Underpasses working well for migrating deer
by Wyoming Game & Fish
February 6, 2010
Cameras installed at eight highway underpasses in southwest Wyoming continue to reveal how successful the underpasses are, as thousands of animals use them to migrate across state highways. The highway underpasses were installed to reduce the number of motorist collisions with migrating wildlife and reduce the number of wildlife mortalities, especially mule deer. Between 2000 and 2008, seven highway underpasses were constructed in Nugget Canyon on U.S. highway 30, between Kemmerer and Cokeville. The eighth underpass was completed in September 2009 on Highway 789 north of Baggs.
Green River wildlife management coordinator Mark Zornes says both the Nugget Canyon and Baggs highway underpasses continue to function very well.
"The Nugget Canyon project continues to function exceptionally well" Zornes said. "Between Oct. 1, 2009 and Dec. 22, 2009, a total of 6,154 deer moved south through the underpasses and 432 moved from south to north. Other wildlife, including elk and moose, are also using the underpasses. The underpass at mile post 30.5 continues to lead the pack, with nearly 50 percent of the crossings. However, this is the oldest underpass, completed in 2000."
According to Zornes, 3,279 deer passed through the Baggs underpass which was completed in September, 2009; 2,818 of those deer moved westward to winter range. "This underpass nearly equaled theuse of the most heavily used underpass in Nugget Canyon which is 10 years old," Zornes said. "The vast majority of deer have completed their migration to winter range and vehicle mortalities are down significantly from the previously year."

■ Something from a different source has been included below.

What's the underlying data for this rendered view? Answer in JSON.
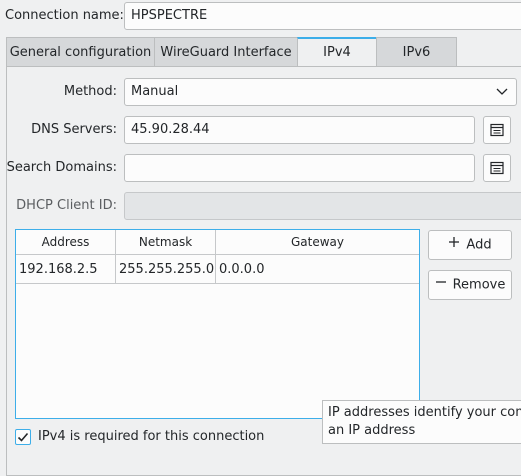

These projects are a success although more structures are needed. Additional sites have been selected for installation of underpasses in future years.
Installation of the highway underpasses is a joint project between the Wyoming Department of Transportation, (WYDOT) Wyoming Landscape Conservation Initiative, the Wyoming Natural Resources Trust Fund, Little Snake River Conservation District, private landowners and the Wyoming Game and Fish Department.

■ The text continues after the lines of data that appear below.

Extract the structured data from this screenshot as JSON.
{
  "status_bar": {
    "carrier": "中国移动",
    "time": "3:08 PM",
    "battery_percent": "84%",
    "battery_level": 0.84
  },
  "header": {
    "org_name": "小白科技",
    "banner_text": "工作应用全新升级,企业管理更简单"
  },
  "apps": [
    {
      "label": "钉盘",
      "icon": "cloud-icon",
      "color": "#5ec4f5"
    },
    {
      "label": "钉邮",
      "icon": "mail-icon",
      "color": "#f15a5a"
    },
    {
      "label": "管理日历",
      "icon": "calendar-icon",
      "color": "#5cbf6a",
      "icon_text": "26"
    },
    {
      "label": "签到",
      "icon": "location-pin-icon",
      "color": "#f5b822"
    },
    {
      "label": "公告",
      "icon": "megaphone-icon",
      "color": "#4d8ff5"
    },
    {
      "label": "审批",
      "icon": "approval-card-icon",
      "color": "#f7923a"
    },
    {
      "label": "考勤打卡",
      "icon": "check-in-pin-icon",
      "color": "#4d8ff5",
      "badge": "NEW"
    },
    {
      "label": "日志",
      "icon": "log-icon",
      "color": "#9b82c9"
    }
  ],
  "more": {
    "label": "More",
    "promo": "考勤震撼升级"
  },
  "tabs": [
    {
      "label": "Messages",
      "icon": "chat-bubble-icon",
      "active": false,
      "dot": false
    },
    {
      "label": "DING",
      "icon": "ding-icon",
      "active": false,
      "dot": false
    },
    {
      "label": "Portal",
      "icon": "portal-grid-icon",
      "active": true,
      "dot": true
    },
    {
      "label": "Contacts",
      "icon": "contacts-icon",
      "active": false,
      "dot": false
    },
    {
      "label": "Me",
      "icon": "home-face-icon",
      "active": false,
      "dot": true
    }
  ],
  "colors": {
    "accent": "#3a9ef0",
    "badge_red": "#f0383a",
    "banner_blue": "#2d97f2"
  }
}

"These highway underpass projects are a welcome sight to those folks interested in reducing habitat fragmentation," said Zornes. "There are many people and entities to thank for the success of the underpasses. However, we would be remiss if we did not specifically thank WYDOT Wildlife Specialist Thomas Hart and WYDOT highway crews and engineering personnel in both the District 1 and District 3 Offices."